Keeping Safe When Shopping On-Line

Computers & TechnologySite Security

  • Author Nicola Brown
  • Published December 2, 2010
  • Word count 605

With 162.6 million credit and debit cards in issue in the UK in 2009 (The UK Cards Association) you may be surprised to hear that overall instances of card fraud are actually decreasing. Card fraud losses fell a staggering 28% from 2008 to 2009 (Financial Fraud Action (FFA). This fall is due to the many security enhancements that have been undertaken since the original introduction of chip and PIN.

However, there has been a substantial increase in fraud in transactions that do not fall under chip and PIN protection. Most noticeable of these is on-line shopping. When purchasing goods on a website we don't have the same level of protection and fraudsters are ready to exploit this by adopting techniques to steal card details and use them to commit fraud.

Though there have been many improvements made by on-line retailers and banks to ensure our details are kept safe, there are a few key steps we as consumers can undertake to help make sure we do not fall victim to payment card fraud.

  1. Protect your PC

Maintain your on-line safety by protecting your PC against threats from hackers, viruses and other risks. To do this you need to:

  • Install or enable a firewall if you have not already done so.

  • Install and regularly update anti-virus software.

  • Delete emails that look like spam or that have been sent from an unknown source, especially if they come with an attachment.

  • Encrypt your wireless network.

  • Check your operating system (e.g. Windows ) to make sure it is automatically downloading

  1. Check the security of websites

Before making a purchase or entering personal details on a website, always check for signs that this information is being handled in a secure way. In other words, that the data being sent is being encrypted so that identity thieves will find it hard to obtain and use your personal information.

You can check this by looking at the web address to make sure it starts with "https". The additional "s" stands for secure.

Also look for an icon of a small locked padlock in the window frame of the browser. If the padlock image appears within the web page itself it could indicate a fraudster is trying to fool you by copying the padlock image.

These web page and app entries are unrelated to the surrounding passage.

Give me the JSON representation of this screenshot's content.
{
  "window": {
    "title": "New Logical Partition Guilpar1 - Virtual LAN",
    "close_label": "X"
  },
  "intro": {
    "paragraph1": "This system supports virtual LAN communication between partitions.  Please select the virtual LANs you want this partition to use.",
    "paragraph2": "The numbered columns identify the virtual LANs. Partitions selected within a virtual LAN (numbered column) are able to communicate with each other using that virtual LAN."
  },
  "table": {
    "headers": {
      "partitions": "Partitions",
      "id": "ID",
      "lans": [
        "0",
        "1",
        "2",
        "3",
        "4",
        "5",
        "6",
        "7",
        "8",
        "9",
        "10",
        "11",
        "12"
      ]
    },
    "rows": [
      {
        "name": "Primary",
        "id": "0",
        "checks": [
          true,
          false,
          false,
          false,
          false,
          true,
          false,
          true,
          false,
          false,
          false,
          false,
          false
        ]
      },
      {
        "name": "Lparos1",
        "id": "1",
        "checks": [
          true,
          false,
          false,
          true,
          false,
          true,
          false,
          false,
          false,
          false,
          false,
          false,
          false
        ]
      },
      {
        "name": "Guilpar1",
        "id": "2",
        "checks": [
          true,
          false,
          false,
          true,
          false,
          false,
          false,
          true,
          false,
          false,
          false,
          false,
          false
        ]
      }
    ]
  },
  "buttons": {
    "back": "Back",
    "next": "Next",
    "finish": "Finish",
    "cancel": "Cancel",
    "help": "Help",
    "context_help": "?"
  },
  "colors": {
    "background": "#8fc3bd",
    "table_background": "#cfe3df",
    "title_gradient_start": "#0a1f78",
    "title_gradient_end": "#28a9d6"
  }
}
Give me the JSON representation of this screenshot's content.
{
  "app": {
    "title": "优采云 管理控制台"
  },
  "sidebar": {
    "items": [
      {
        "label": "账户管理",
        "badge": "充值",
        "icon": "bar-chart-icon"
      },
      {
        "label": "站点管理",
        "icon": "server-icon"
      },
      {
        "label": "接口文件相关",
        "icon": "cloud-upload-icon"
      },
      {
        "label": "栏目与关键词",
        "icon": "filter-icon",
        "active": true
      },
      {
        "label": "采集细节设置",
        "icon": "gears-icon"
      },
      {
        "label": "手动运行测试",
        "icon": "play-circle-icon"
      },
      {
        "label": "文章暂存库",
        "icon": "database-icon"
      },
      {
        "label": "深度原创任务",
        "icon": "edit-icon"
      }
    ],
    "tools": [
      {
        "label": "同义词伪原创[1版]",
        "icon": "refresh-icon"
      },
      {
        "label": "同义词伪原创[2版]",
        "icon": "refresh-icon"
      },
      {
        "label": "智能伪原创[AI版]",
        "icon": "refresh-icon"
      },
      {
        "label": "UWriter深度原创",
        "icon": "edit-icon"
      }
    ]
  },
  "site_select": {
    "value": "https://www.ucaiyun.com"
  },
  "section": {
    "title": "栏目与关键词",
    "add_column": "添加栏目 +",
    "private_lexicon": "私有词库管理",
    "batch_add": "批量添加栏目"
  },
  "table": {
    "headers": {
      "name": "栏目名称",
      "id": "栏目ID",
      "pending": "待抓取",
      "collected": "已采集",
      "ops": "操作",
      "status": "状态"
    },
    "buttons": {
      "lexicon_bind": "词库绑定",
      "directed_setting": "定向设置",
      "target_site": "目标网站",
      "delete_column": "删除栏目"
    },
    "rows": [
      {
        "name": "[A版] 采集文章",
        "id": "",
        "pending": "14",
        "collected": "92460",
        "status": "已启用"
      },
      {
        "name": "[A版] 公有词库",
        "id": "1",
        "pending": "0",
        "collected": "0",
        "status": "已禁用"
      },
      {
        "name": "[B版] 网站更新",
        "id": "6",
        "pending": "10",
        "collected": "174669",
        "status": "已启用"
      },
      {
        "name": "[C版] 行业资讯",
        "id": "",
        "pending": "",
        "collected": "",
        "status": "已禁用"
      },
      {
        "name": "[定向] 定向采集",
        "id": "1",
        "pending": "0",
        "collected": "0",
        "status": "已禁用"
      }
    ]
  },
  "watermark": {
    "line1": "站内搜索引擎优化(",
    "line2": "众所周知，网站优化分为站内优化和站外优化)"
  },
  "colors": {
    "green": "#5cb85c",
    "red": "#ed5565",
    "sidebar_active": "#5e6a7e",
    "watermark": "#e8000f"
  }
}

If you have not purchased from a store before, check on-line to see if there are customer complaints. All you need to do is carry out a quick search with the website name and the word 'scam' added and see what results Google turns up.

  1. Register your cards

By registering your cards with either MasterCard SecureCode or Verified by Visa you add an extra layer of protection to your on-line purchases. If you sign up to this service you are required to enter an additional password when you make a purchase from a participating internet retailer.

  1. Log off

It's all too simple to forget to log out of a website once you have finished shopping or completed on-line banking tasks. It is important that you actually "sign out" or "log out" of the site you are in before entering another web address or closing the browser, or else your details could be at risk.

If you are unlucky enough to be a victim of on-line card fraud you should immediately contact the retailer or organisation with details of the security breach They should have measures in place for investigating your claim and rectifying the problem. In serious instances of payment card data compromise call the police. They may even bring in qualified forensic investigators (QFI) to investigate security breaches involving important card holder data and to oversee remedial efforts following credit card fraud.

UK based, QCC Information Services (QCCIS) are Qualified Forensic Investigators (QFI), authorised by the major card brands (Visa and MasterCard), to perform forensic investigations and oversee remedial efforts following a payment card data compromise. QCCIS are one of the first digital forensics companies in the world to work in the investigation of security breaches involving important cardholder data.

Article source:
This article has been viewed 691 times.

Rate article

Article comments

There are no posted comments.

Related articles